### THE TASK
Could you restate the data word for word?

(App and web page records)

┌──

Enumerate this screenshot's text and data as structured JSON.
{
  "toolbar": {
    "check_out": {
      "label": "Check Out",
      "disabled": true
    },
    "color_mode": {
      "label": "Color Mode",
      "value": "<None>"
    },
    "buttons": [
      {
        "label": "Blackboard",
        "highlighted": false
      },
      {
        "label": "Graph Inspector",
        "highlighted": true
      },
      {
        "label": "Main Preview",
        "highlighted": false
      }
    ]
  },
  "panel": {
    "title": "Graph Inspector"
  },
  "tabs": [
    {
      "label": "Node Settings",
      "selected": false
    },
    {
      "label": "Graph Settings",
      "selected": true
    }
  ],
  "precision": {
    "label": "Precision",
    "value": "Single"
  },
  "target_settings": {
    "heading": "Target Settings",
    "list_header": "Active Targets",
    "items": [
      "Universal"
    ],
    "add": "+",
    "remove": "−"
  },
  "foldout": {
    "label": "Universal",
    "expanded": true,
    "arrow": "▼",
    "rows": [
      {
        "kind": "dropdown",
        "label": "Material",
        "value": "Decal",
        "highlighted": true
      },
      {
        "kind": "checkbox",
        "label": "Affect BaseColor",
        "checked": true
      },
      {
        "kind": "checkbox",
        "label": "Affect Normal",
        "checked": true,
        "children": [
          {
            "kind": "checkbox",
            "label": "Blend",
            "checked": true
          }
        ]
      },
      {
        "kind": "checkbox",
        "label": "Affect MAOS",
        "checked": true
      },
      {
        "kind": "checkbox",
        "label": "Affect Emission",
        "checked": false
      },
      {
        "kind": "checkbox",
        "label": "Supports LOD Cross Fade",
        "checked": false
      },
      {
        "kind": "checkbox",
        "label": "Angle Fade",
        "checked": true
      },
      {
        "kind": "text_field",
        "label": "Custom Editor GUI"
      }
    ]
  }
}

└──

### TASK RESULT
Enumerate this screenshot's text and data as structured JSON.
{
  "toolbar": {
    "check_out": {
      "label": "Check Out",
      "disabled": true
    },
    "color_mode": {
      "label": "Color Mode",
      "value": "<None>"
    },
    "buttons": [
      {
        "label": "Blackboard",
        "highlighted": false
      },
      {
        "label": "Graph Inspector",
        "highlighted": true
      },
      {
        "label": "Main Preview",
        "highlighted": false
      }
    ]
  },
  "panel": {
    "title": "Graph Inspector"
  },
  "tabs": [
    {
      "label": "Node Settings",
      "selected": false
    },
    {
      "label": "Graph Settings",
      "selected": true
    }
  ],
  "precision": {
    "label": "Precision",
    "value": "Single"
  },
  "target_settings": {
    "heading": "Target Settings",
    "list_header": "Active Targets",
    "items": [
      "Universal"
    ],
    "add": "+",
    "remove": "−"
  },
  "foldout": {
    "label": "Universal",
    "expanded": true,
    "arrow": "▼",
    "rows": [
      {
        "kind": "dropdown",
        "label": "Material",
        "value": "Decal",
        "highlighted": true
      },
      {
        "kind": "checkbox",
        "label": "Affect BaseColor",
        "checked": true
      },
      {
        "kind": "checkbox",
        "label": "Affect Normal",
        "checked": true,
        "children": [
          {
            "kind": "checkbox",
            "label": "Blend",
            "checked": true
          }
        ]
      },
      {
        "kind": "checkbox",
        "label": "Affect MAOS",
        "checked": true
      },
      {
        "kind": "checkbox",
        "label": "Affect Emission",
        "checked": false
      },
      {
        "kind": "checkbox",
        "label": "Supports LOD Cross Fade",
        "checked": false
      },
      {
        "kind": "checkbox",
        "label": "Angle Fade",
        "checked": true
      },
      {
        "kind": "text_field",
        "label": "Custom Editor GUI"
      }
    ]
  }
}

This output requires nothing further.